* TASK PROMPT
Which lines in the records below contain the word "forum"? Report each of them.

-=-=-

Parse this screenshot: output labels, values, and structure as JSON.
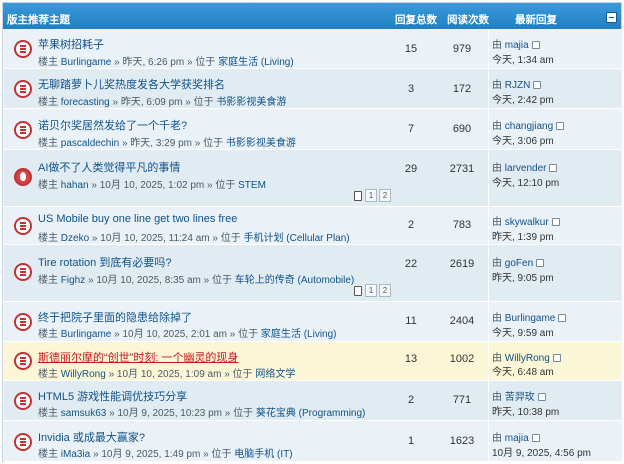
{
  "header": {
    "title": "版主推荐主题",
    "replies": "回复总数",
    "views": "阅读次数",
    "last": "最新回复"
  },
  "topics": [
    {
      "title": "苹果树招耗子",
      "by": "楼主",
      "author": "Burlingame",
      "time": "» 昨天, 6:26 pm » 位于",
      "forum": "家庭生活 (Living)",
      "replies": "15",
      "views": "979",
      "last_by_prefix": "由",
      "last_user": "majia",
      "last_time": "今天, 1:34 am"
    },
    {
      "title": "无聊踏萝卜儿奖热度发各大学获奖排名",
      "by": "楼主",
      "author": "forecasting",
      "time": "» 昨天, 6:09 pm » 位于",
      "forum": "书影影视美食游",
      "replies": "3",
      "views": "172",
      "last_by_prefix": "由",
      "last_user": "RJZN",
      "last_time": "今天, 2:42 pm"
    },
    {
      "title": "诺贝尔奖居然发给了一个千老?",
      "by": "楼主",
      "author": "pascaldechin",
      "time": "» 昨天, 3:29 pm » 位于",
      "forum": "书影影视美食游",
      "replies": "7",
      "views": "690",
      "last_by_prefix": "由",
      "last_user": "changjiang",
      "last_time": "今天, 3:06 pm"
    },
    {
      "title": "AI做不了人类觉得平凡的事情",
      "by": "楼主",
      "author": "hahan",
      "time": "» 10月 10, 2025, 1:02 pm » 位于",
      "forum": "STEM",
      "replies": "29",
      "views": "2731",
      "last_by_prefix": "由",
      "last_user": "larvender",
      "last_time": "今天, 12:10 pm",
      "pages": [
        "1",
        "2"
      ]
    },
    {
      "title": "US Mobile buy one line get two lines free",
      "by": "楼主",
      "author": "Dzeko",
      "time": "» 10月 10, 2025, 11:24 am » 位于",
      "forum": "手机计划 (Cellular Plan)",
      "replies": "2",
      "views": "783",
      "last_by_prefix": "由",
      "last_user": "skywalkur",
      "last_time": "昨天, 1:39 pm"
    },
    {
      "title": "Tire rotation 到底有必要吗?",
      "by": "楼主",
      "author": "Fighz",
      "time": "» 10月 10, 2025, 8:35 am » 位于",
      "forum": "车轮上的传奇 (Automobile)",
      "replies": "22",
      "views": "2619",
      "last_by_prefix": "由",
      "last_user": "goFen",
      "last_time": "昨天, 9:05 pm",
      "pages": [
        "1",
        "2"
      ]
    },
    {
      "title": "终于把院子里面的隐患给除掉了",
      "by": "楼主",
      "author": "Burlingame",
      "time": "» 10月 10, 2025, 2:01 am » 位于",
      "forum": "家庭生活 (Living)",
      "replies": "11",
      "views": "2404",
      "last_by_prefix": "由",
      "last_user": "Burlingame",
      "last_time": "今天, 9:59 am"
    },
    {
      "title": "斯德丽尔摩的“创世”时刻: 一个幽灵的现身",
      "by": "楼主",
      "author": "WillyRong",
      "time": "» 10月 10, 2025, 1:09 am » 位于",
      "forum": "网络文学",
      "replies": "13",
      "views": "1002",
      "last_by_prefix": "由",
      "last_user": "WillyRong",
      "last_time": "今天, 6:48 am"
    },
    {
      "title": "HTML5 游戏性能调优技巧分享",
      "by": "楼主",
      "author": "samsuk63",
      "time": "» 10月 9, 2025, 10:23 pm » 位于",
      "forum": "葵花宝典 (Programming)",
      "replies": "2",
      "views": "771",
      "last_by_prefix": "由",
      "last_user": "苦羿玫",
      "last_time": "昨天, 10:38 pm"
    },
    {
      "title": "Invidia 或成最大赢家?",
      "by": "楼主",
      "author": "iMa3ia",
      "time": "» 10月 9, 2025, 1:49 pm » 位于",
      "forum": "电脑手机 (IT)",
      "replies": "1",
      "views": "1623",
      "last_by_prefix": "由",
      "last_user": "majia",
      "last_time": "10月 9, 2025, 4:56 pm"
    }
  ],
  "colors": {
    "header": "#2a8bd0",
    "row": "#eaf2f8",
    "sticky": "#fbf6d6",
    "link": "#105289",
    "icon": "#c33232"
  },
  "icons": {
    "topic": "topic-read-icon",
    "hot": "topic-hot-icon",
    "goto": "goto-last-post-icon",
    "pages": "pages-icon"
  }
}
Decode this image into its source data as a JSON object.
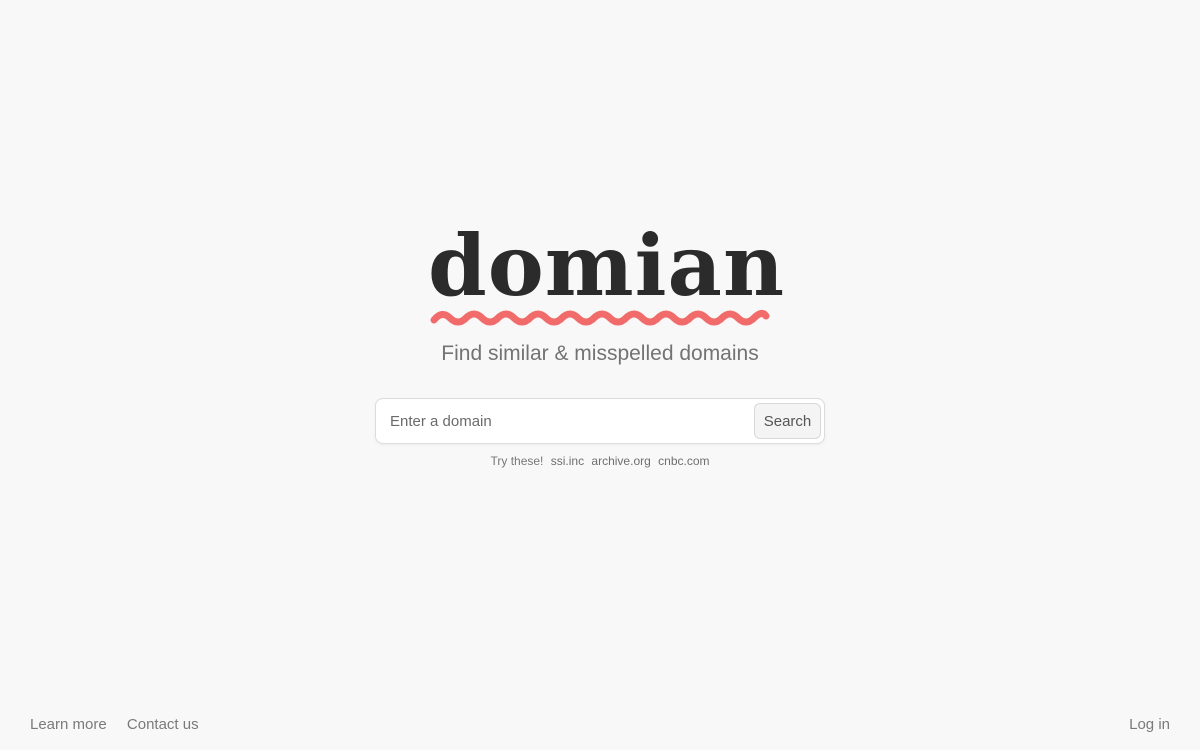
{
  "brand": {
    "logo_text": "domian",
    "tagline": "Find similar & misspelled domains",
    "accent_color": "#f26b6b"
  },
  "search": {
    "placeholder": "Enter a domain",
    "value": "",
    "button_label": "Search"
  },
  "suggestions": {
    "label": "Try these!",
    "items": [
      "ssi.inc",
      "archive.org",
      "cnbc.com"
    ]
  },
  "footer": {
    "learn_more": "Learn more",
    "contact_us": "Contact us",
    "log_in": "Log in"
  }
}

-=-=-

* EXERCISE SOLUTION
      "forum": "家庭生活 (Living)",
      "forum": "书影影视美食游",
      "forum": "书影影视美食游",
      "forum": "STEM",
      "forum": "手机计划 (Cellular Plan)",
      "forum": "车轮上的传奇 (Automobile)",
      "forum": "家庭生活 (Living)",
      "forum": "网络文学",
      "forum": "葵花宝典 (Programming)",
      "forum": "电脑手机 (IT)",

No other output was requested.